Writing A Book—Why You Should Start With Pen And Paper
Sure, technology is great and all that. But we still think there is nothing quite as good as putting pen to paper—especially if you’re looking to write a book!
Because while we are all quite accustomed to sitting in front of a computer to type out a few thousands words (and even just the thought of filling out a form by hand makes our RSI flare up), there are actually some very good reasons to start your pre-book prep with a dedicated notebook or two. And just to help you out, we’ve listed them below. Aren’t we kind!
Your brain enjoys it more
It’s actually proven science that writing paper notes is beneficial for our brain. This article from Forbes details three ways in which handwriting is good for you—from increasing neural activity in certain parts of the brain (like thinking, language, healing and working memory), to helping us learn through sequential hand movements and last but not least, it forces us to slow down and be in the moment. And this type of mindfulness can spark greater levels of creativity.
You can write anywhere you like
A physical notebook allows you to indulge in your writing wherever you may be, from curled up in your favourite chair, to the shores of your favourite beach, to down in the back garden. And perhaps this is why the great Quentin Taratino writes all of his movie scripts by hand.
“My ritual is, I never use a typewriter or computer. I just write it all by hand. It’s a ceremony. I go to a stationery store and buy a notebook—and I don’t buy like 10. I just buy one and then fill it up. Then I buy a bunch of red felt pens and a bunch of black ones, and I’m like, ‘These are the pens I’m going to write Kill Bill with.’”
He also says that one of the great things about being a writer is it gives you complete license to have whatever strange rituals make you happy and productive. And hey, if that doesn’t involve sitting in front of a computer for 10+ hours per day, then it can only be a good thing right? (Or is that write?)
It’s handy to transport

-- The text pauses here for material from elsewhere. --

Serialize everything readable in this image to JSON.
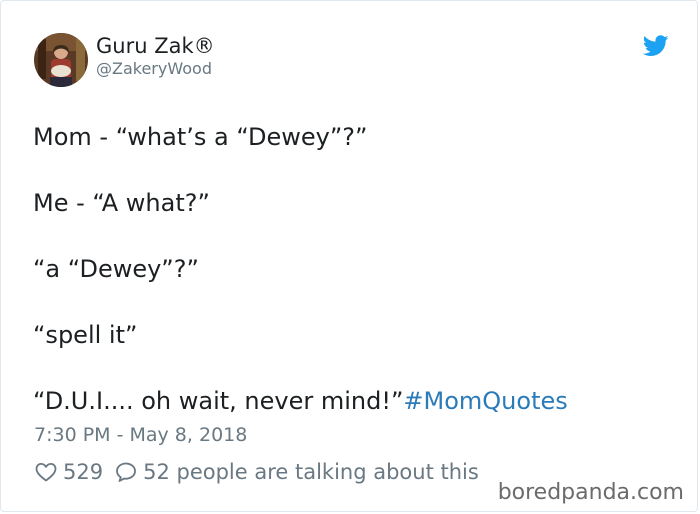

Good old notebooks are also rather easy to take anywhere with you. They aren’t bulky or heavy, and better yet—you never have to worry about running out of battery power!

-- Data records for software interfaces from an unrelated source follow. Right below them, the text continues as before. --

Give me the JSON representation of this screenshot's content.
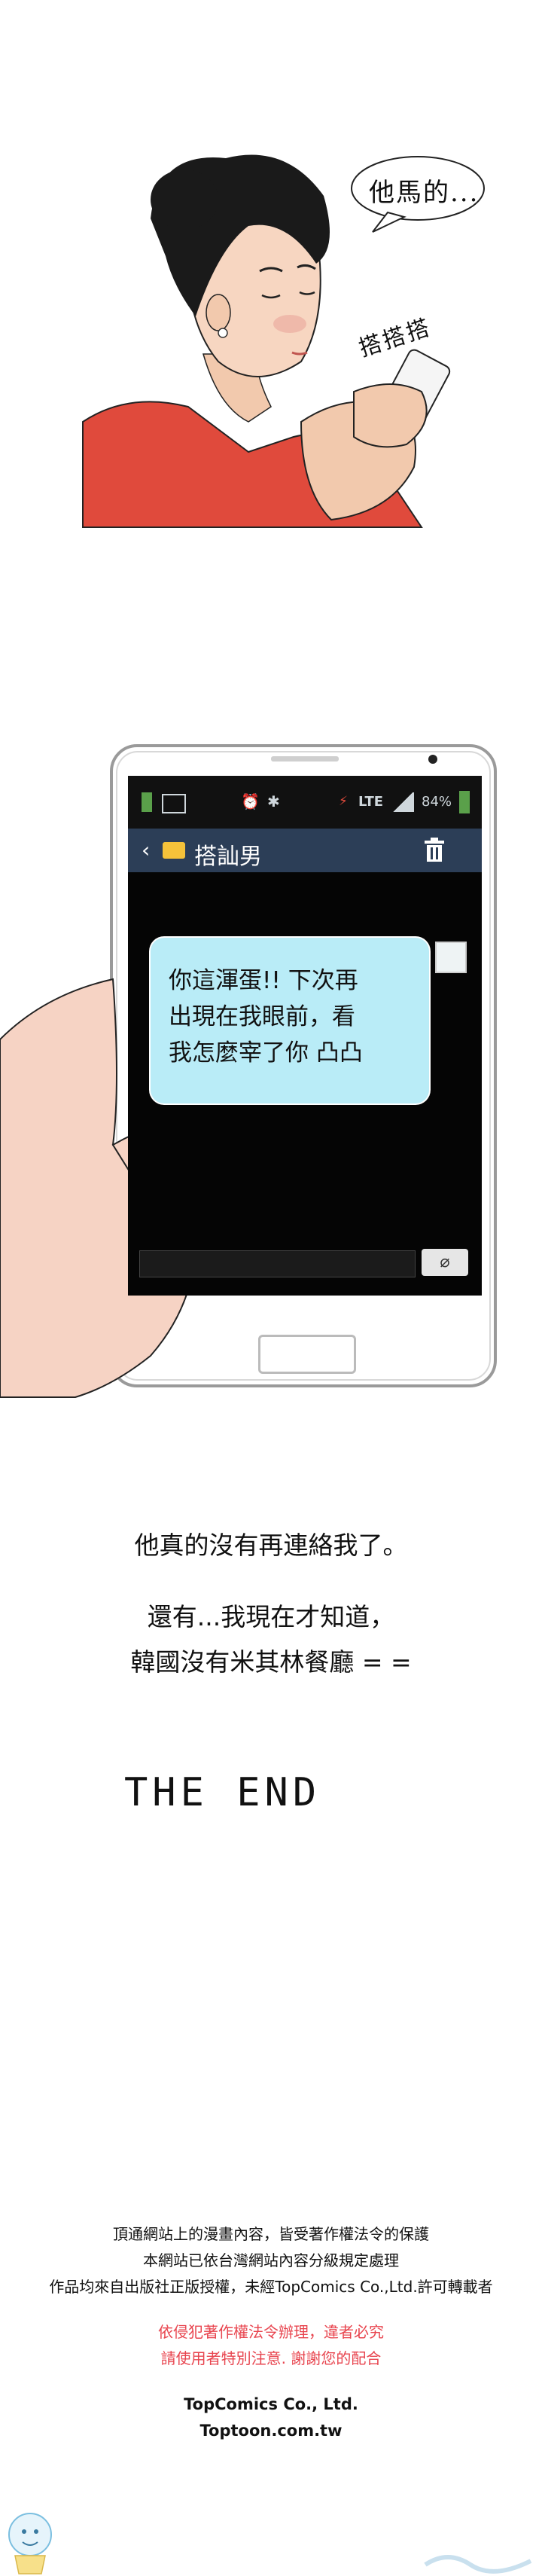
{
  "panel1": {
    "speech": "他馬的...",
    "sfx": "搭搭搭"
  },
  "phone": {
    "status_battery": "84%",
    "status_network": "LTE",
    "chat_title": "搭訕男",
    "back_glyph": "‹",
    "message_lines": [
      "你這渾蛋!! 下次再",
      "出現在我眼前，看",
      "我怎麼宰了你 凸凸"
    ],
    "attach_glyph": "⌀"
  },
  "narration": {
    "line1": "他真的沒有再連絡我了。",
    "line2": "還有...我現在才知道，",
    "line3": "韓國沒有米其林餐廳 = ="
  },
  "the_end": "THE  END",
  "footer": {
    "notice_lines": [
      "頂通網站上的漫畫內容，皆受著作權法令的保護",
      "本網站已依台灣網站內容分級規定處理",
      "作品均來自出版社正版授權，未經TopComics Co.,Ltd.許可轉載者"
    ],
    "warning_lines": [
      "依侵犯著作權法令辦理，違者必究",
      "請使用者特別注意. 謝謝您的配合"
    ],
    "company": "TopComics Co., Ltd.",
    "site": "Toptoon.com.tw"
  },
  "colors": {
    "skin": "#f2c9ad",
    "hair": "#1a1a1a",
    "shirt": "#e04a3c",
    "bubble": "#b9ecf7",
    "header": "#2c3e57",
    "warning": "#e8454f"
  }
}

Food and drinks writer, and author, Jeff Gordinier says he wrote 75 per cent of his best selling book Hungry in longhand, on planes and trains, in public libraries and cocktail bars. And he also quotes one of his favourite sayings from E.B. White—“A writer who waits for ideal conditions under which to work will die without putting a word to paper”. Which is perhaps a lesson to all writers—budding and experienced—to not panic about always setting up the perfect space to write. Just do it wherever you are, and who knows what may happen!
Less restrictions and distractions
Another great thing about a notebook is that it will never distract you with notifications, pop-ups or the temptation to just ‘check something’ in another tab.
You can write anywhere you want on the page—with little ‘doodles’ to help let your mind wander into a more creative realm and let you return to your prose with purpose. There’s no worrying about fonts, paragraph spacing or other typing formalities and some writers say they find the blank page of a notebook far less daunting than its computer counterpart.
With everything so physical and permanent in a notebook, nothing is ever lost. There is always the easy temptation to just hit ‘delete’ in a digital document, but written down, you can always come back to anything you cross out on a page. Perhaps it wasn’t so bad after all? Or it could be used later on in the book? It means you don’t end up so ‘rash’ and make a call you regret later.
Longhand writing is ace
Longhand book writing has long been a favourite of many famous authors who swear by its technique to get their words out on paper. From Stephen King to J.K. Rowling, Neil Gaiman and Ernest Hemingway, they all use notebooks in various stages of their process, with King penning all 896 pages of his book Dreamcatcher in longhand.
“It slows you down. It makes you think about each word as you write it, and it also gives you more of a chance so that you’re able—the sentences compose themselves in your head. It’s like hearing music, only it’s words. But you see more ahead because you can’t go as fast.”
And who are we to argue with a legend like King!